Saraceno’s visual imprint harkened back to the alien liberties of a neural network that coalesces around us in the zeitgeist. The kind of thing that makes one wander far to unpack symbols, right where a crescent of vision and cognition lies trapped behind the eyelid.

An important idea, a royal flush of an idea, surfaced years ago and magnified itself recently: that our intelligence will be encoded into the neural network that will try to supplant us. Based upon technology’s interpretation of your mind, it will leave you living in a world without your own mind. It looks for someone who could make a case for it to avoid being too effective, too deep, too grand and scary on its own, which is bound to happen as Big Technology creates a world that will be less individual and less human.

A growing body of work and research sought to clarify the following concept: Despite Silicon Valley’s professions of wanting to help society, its true endgame is the advancement of a chilling ideological agenda. They are creating an artificial intelligence leviathan designed to eliminate human autonomy. Google says that such talk is a deluded conspiracy theory while they’re simultaneously doing it at just about every level. Amazon squelches potential criticism through its make-or-break grip on authors, publishers, retailers…tip of the iceberg, but that’s the idea behind censure and lopsided reproach. And we also have a Facebook puppet master tied up in large-scale stealth social engineering experiments and political manipulation. The tech giants’ data-driven algorithms are meant to erode free will; you’ll be a cog in their grand design, and your participation will be involuntary. The captains of the tech industry have mixed utopianism and monopolism into an insidious whole. They’ll tell you any strong argument against them is merely exaggerated scaremongering, and their money speaks louder than yours.

No matter where one lands on this topic, it’s the kind of existential dilemma that only leads to more dilemmas—about how we define “human”; about whether or not our most unique traits are, in fact, data points to be duplicated; about how much we can trust our own recollections or societal interactions. The sheer ambiguity of it is by design, and why many cautionary tales have been written extensively about AI, robotics and the programmable human mind, and how that mind will be replaced. This is no longer the last digital bastion of the paranoid.

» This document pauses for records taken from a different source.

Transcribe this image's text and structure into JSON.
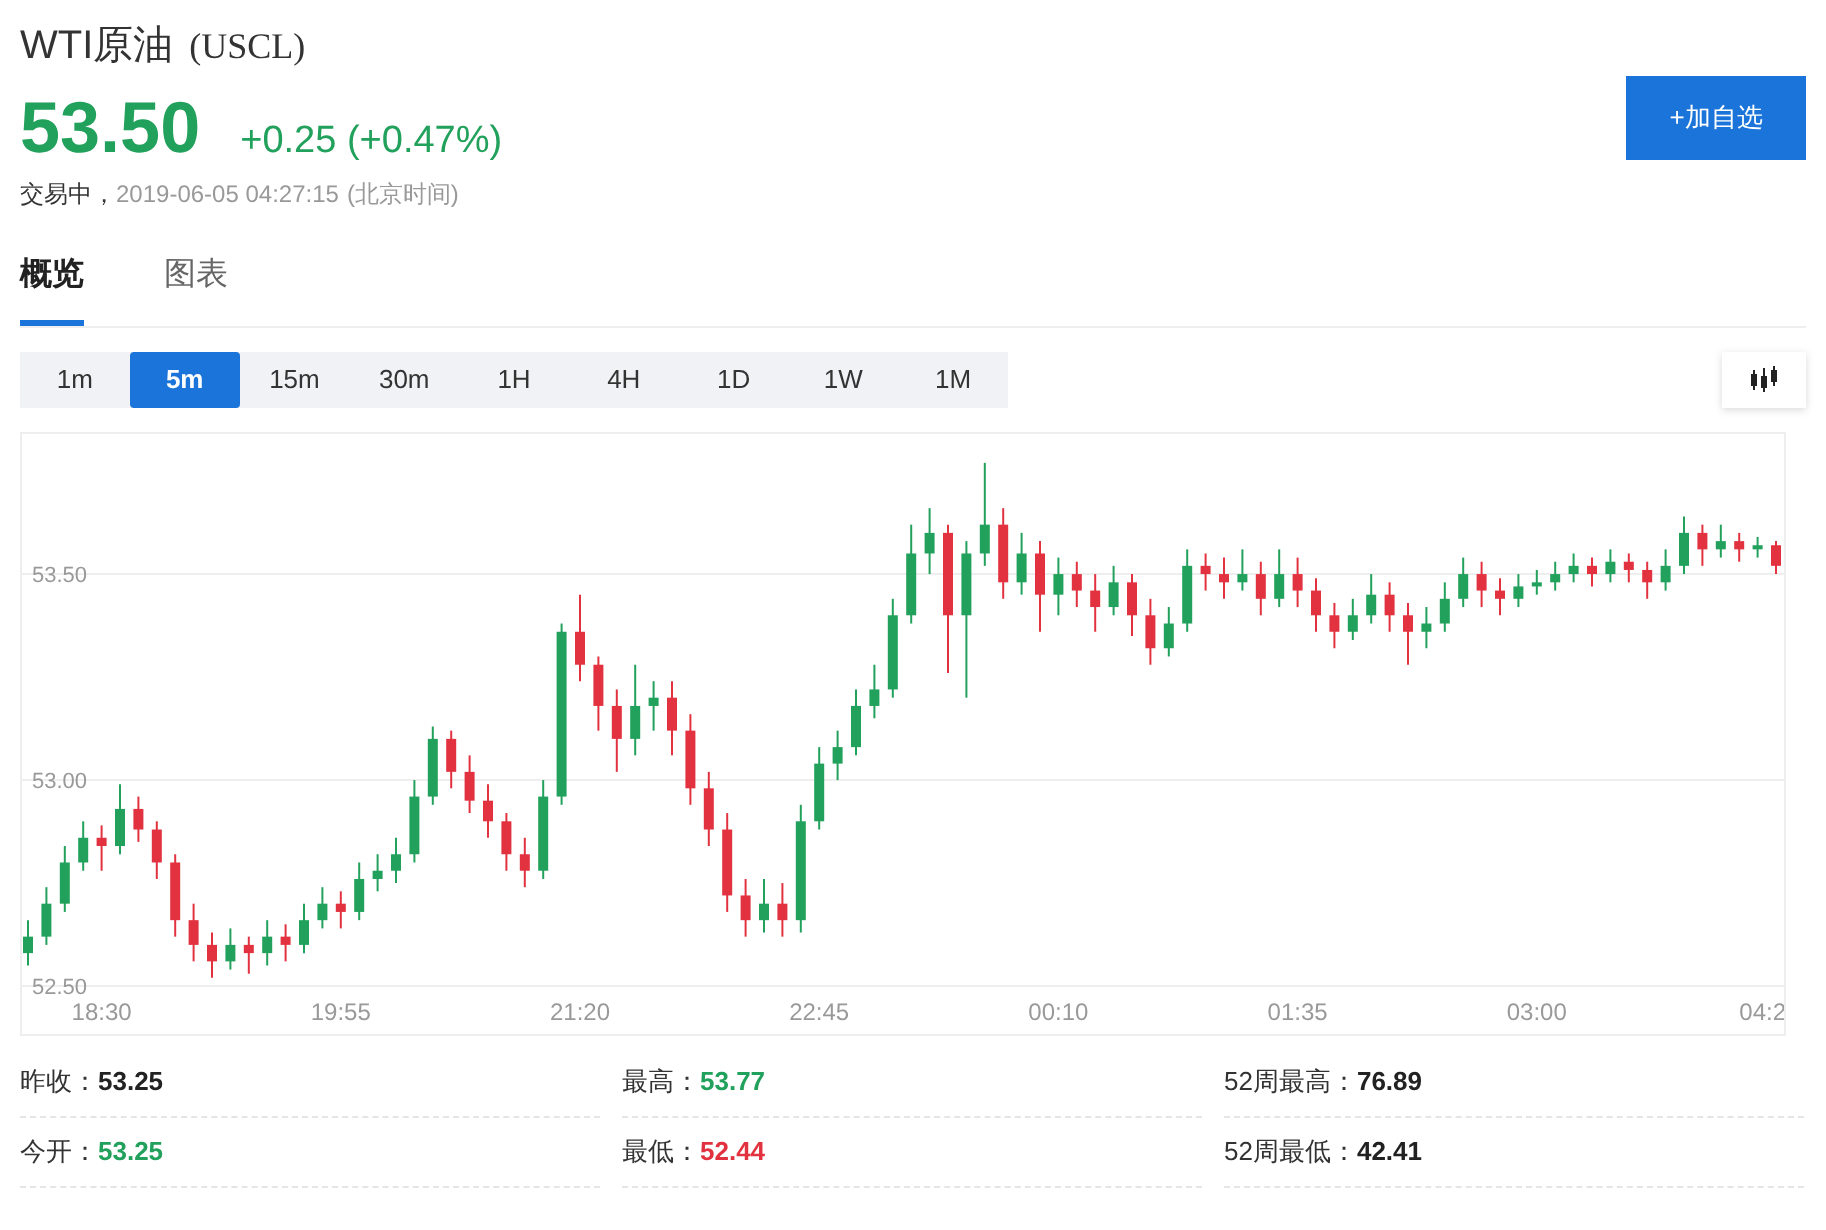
{
  "header": {
    "name": "WTI原油",
    "symbol": "(USCL)",
    "price": "53.50",
    "change": "+0.25 (+0.47%)",
    "color": "#21a15b",
    "status": "交易中，",
    "timestamp": "2019-06-05 04:27:15",
    "timezone": "(北京时间)"
  },
  "watch_button": "+加自选",
  "tabs": [
    {
      "label": "概览",
      "selected": true
    },
    {
      "label": "图表",
      "selected": false
    }
  ],
  "intervals": [
    {
      "label": "1m",
      "selected": false
    },
    {
      "label": "5m",
      "selected": true
    },
    {
      "label": "15m",
      "selected": false
    },
    {
      "label": "30m",
      "selected": false
    },
    {
      "label": "1H",
      "selected": false
    },
    {
      "label": "4H",
      "selected": false
    },
    {
      "label": "1D",
      "selected": false
    },
    {
      "label": "1W",
      "selected": false
    },
    {
      "label": "1M",
      "selected": false
    }
  ],
  "chart": {
    "chart_data": {
      "type": "candlestick",
      "categories": [
        null,
        null,
        null,
        null,
        "18:30",
        null,
        null,
        null,
        null,
        null,
        null,
        null,
        null,
        null,
        null,
        null,
        null,
        "19:55",
        null,
        null,
        null,
        null,
        null,
        null,
        null,
        null,
        null,
        null,
        null,
        null,
        "21:20",
        null,
        null,
        null,
        null,
        null,
        null,
        null,
        null,
        null,
        null,
        null,
        null,
        "22:45",
        null,
        null,
        null,
        null,
        null,
        null,
        null,
        null,
        null,
        null,
        null,
        null,
        "00:10",
        null,
        null,
        null,
        null,
        null,
        null,
        null,
        null,
        null,
        null,
        null,
        null,
        "01:35",
        null,
        null,
        null,
        null,
        null,
        null,
        null,
        null,
        null,
        null,
        null,
        null,
        "03:00",
        null,
        null,
        null,
        null,
        null,
        null,
        null,
        null,
        null,
        null,
        null,
        null,
        "04:2"
      ],
      "ohlc": [
        [
          52.58,
          52.66,
          52.55,
          52.62
        ],
        [
          52.62,
          52.74,
          52.6,
          52.7
        ],
        [
          52.7,
          52.84,
          52.68,
          52.8
        ],
        [
          52.8,
          52.9,
          52.78,
          52.86
        ],
        [
          52.86,
          52.89,
          52.78,
          52.84
        ],
        [
          52.84,
          52.99,
          52.82,
          52.93
        ],
        [
          52.93,
          52.96,
          52.85,
          52.88
        ],
        [
          52.88,
          52.9,
          52.76,
          52.8
        ],
        [
          52.8,
          52.82,
          52.62,
          52.66
        ],
        [
          52.66,
          52.7,
          52.56,
          52.6
        ],
        [
          52.6,
          52.63,
          52.52,
          52.56
        ],
        [
          52.56,
          52.64,
          52.54,
          52.6
        ],
        [
          52.6,
          52.62,
          52.53,
          52.58
        ],
        [
          52.58,
          52.66,
          52.55,
          52.62
        ],
        [
          52.62,
          52.65,
          52.56,
          52.6
        ],
        [
          52.6,
          52.7,
          52.58,
          52.66
        ],
        [
          52.66,
          52.74,
          52.64,
          52.7
        ],
        [
          52.7,
          52.73,
          52.64,
          52.68
        ],
        [
          52.68,
          52.8,
          52.66,
          52.76
        ],
        [
          52.76,
          52.82,
          52.73,
          52.78
        ],
        [
          52.78,
          52.86,
          52.75,
          52.82
        ],
        [
          52.82,
          53.0,
          52.8,
          52.96
        ],
        [
          52.96,
          53.13,
          52.94,
          53.1
        ],
        [
          53.1,
          53.12,
          52.98,
          53.02
        ],
        [
          53.02,
          53.06,
          52.92,
          52.95
        ],
        [
          52.95,
          52.99,
          52.86,
          52.9
        ],
        [
          52.9,
          52.92,
          52.78,
          52.82
        ],
        [
          52.82,
          52.86,
          52.74,
          52.78
        ],
        [
          52.78,
          53.0,
          52.76,
          52.96
        ],
        [
          52.96,
          53.38,
          52.94,
          53.36
        ],
        [
          53.36,
          53.45,
          53.24,
          53.28
        ],
        [
          53.28,
          53.3,
          53.12,
          53.18
        ],
        [
          53.18,
          53.22,
          53.02,
          53.1
        ],
        [
          53.1,
          53.28,
          53.06,
          53.18
        ],
        [
          53.18,
          53.24,
          53.12,
          53.2
        ],
        [
          53.2,
          53.24,
          53.06,
          53.12
        ],
        [
          53.12,
          53.16,
          52.94,
          52.98
        ],
        [
          52.98,
          53.02,
          52.84,
          52.88
        ],
        [
          52.88,
          52.92,
          52.68,
          52.72
        ],
        [
          52.72,
          52.76,
          52.62,
          52.66
        ],
        [
          52.66,
          52.76,
          52.63,
          52.7
        ],
        [
          52.7,
          52.75,
          52.62,
          52.66
        ],
        [
          52.66,
          52.94,
          52.63,
          52.9
        ],
        [
          52.9,
          53.08,
          52.88,
          53.04
        ],
        [
          53.04,
          53.12,
          53.0,
          53.08
        ],
        [
          53.08,
          53.22,
          53.06,
          53.18
        ],
        [
          53.18,
          53.28,
          53.15,
          53.22
        ],
        [
          53.22,
          53.44,
          53.2,
          53.4
        ],
        [
          53.4,
          53.62,
          53.38,
          53.55
        ],
        [
          53.55,
          53.66,
          53.5,
          53.6
        ],
        [
          53.6,
          53.62,
          53.26,
          53.4
        ],
        [
          53.4,
          53.58,
          53.2,
          53.55
        ],
        [
          53.55,
          53.77,
          53.52,
          53.62
        ],
        [
          53.62,
          53.66,
          53.44,
          53.48
        ],
        [
          53.48,
          53.6,
          53.45,
          53.55
        ],
        [
          53.55,
          53.58,
          53.36,
          53.45
        ],
        [
          53.45,
          53.54,
          53.4,
          53.5
        ],
        [
          53.5,
          53.53,
          53.42,
          53.46
        ],
        [
          53.46,
          53.5,
          53.36,
          53.42
        ],
        [
          53.42,
          53.52,
          53.4,
          53.48
        ],
        [
          53.48,
          53.5,
          53.35,
          53.4
        ],
        [
          53.4,
          53.44,
          53.28,
          53.32
        ],
        [
          53.32,
          53.42,
          53.3,
          53.38
        ],
        [
          53.38,
          53.56,
          53.36,
          53.52
        ],
        [
          53.52,
          53.55,
          53.46,
          53.5
        ],
        [
          53.5,
          53.54,
          53.44,
          53.48
        ],
        [
          53.48,
          53.56,
          53.46,
          53.5
        ],
        [
          53.5,
          53.53,
          53.4,
          53.44
        ],
        [
          53.44,
          53.56,
          53.42,
          53.5
        ],
        [
          53.5,
          53.54,
          53.42,
          53.46
        ],
        [
          53.46,
          53.49,
          53.36,
          53.4
        ],
        [
          53.4,
          53.43,
          53.32,
          53.36
        ],
        [
          53.36,
          53.44,
          53.34,
          53.4
        ],
        [
          53.4,
          53.5,
          53.38,
          53.45
        ],
        [
          53.45,
          53.48,
          53.36,
          53.4
        ],
        [
          53.4,
          53.43,
          53.28,
          53.36
        ],
        [
          53.36,
          53.42,
          53.32,
          53.38
        ],
        [
          53.38,
          53.48,
          53.36,
          53.44
        ],
        [
          53.44,
          53.54,
          53.42,
          53.5
        ],
        [
          53.5,
          53.53,
          53.42,
          53.46
        ],
        [
          53.46,
          53.49,
          53.4,
          53.44
        ],
        [
          53.44,
          53.5,
          53.42,
          53.47
        ],
        [
          53.47,
          53.51,
          53.45,
          53.48
        ],
        [
          53.48,
          53.53,
          53.46,
          53.5
        ],
        [
          53.5,
          53.55,
          53.48,
          53.52
        ],
        [
          53.52,
          53.54,
          53.47,
          53.5
        ],
        [
          53.5,
          53.56,
          53.48,
          53.53
        ],
        [
          53.53,
          53.55,
          53.48,
          53.51
        ],
        [
          53.51,
          53.53,
          53.44,
          53.48
        ],
        [
          53.48,
          53.56,
          53.46,
          53.52
        ],
        [
          53.52,
          53.64,
          53.5,
          53.6
        ],
        [
          53.6,
          53.62,
          53.52,
          53.56
        ],
        [
          53.56,
          53.62,
          53.54,
          53.58
        ],
        [
          53.58,
          53.6,
          53.53,
          53.56
        ],
        [
          53.56,
          53.59,
          53.54,
          53.57
        ],
        [
          53.57,
          53.58,
          53.5,
          53.52
        ]
      ],
      "ylim": [
        52.374,
        53.84
      ],
      "grid": true,
      "yticks": [
        {
          "value": 53.5,
          "label": "53.50"
        },
        {
          "value": 53.0,
          "label": "53.00"
        },
        {
          "value": 52.5,
          "label": "52.50"
        }
      ]
    }
  },
  "stats": [
    {
      "label": "昨收：",
      "value": "53.25",
      "color": "#222222"
    },
    {
      "label": "最高：",
      "value": "53.77",
      "color": "#21a15b"
    },
    {
      "label": "52周最高：",
      "value": "76.89",
      "color": "#222222"
    },
    {
      "label": "今开：",
      "value": "53.25",
      "color": "#21a15b"
    },
    {
      "label": "最低：",
      "value": "52.44",
      "color": "#e2323f"
    },
    {
      "label": "52周最低：",
      "value": "42.41",
      "color": "#222222"
    }
  ]
}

Is one ever secure in the knowledge of how you got here—of how you were made? It’s an existential head- and id-scratcher that quests for an oracle as we add a new chapter to the human saga. We were not wrong to use a Tomás Saraceno installation to puzzle over the ironies higher-minded ambitions play upon potentially sinister, dystopian, “Blade Runner”esque forms of progress in this era. So by what measure would this be an era of progress, insofar as we are confronted by the slow disappearance of meaning or truth in the pursuit of progress?

Conclusion: Strings, Attached

As I keep pointing out, the futurist visions of self-driving cars, sex robots, holographic waifus like in “Blade Runner 2049,” robotic unemployment, guaranteed basic incomes and algorithms which tell us how to live “properly” all share the goal of isolating us from having to deal with the real world where we acquire skills and develop our powers of agency.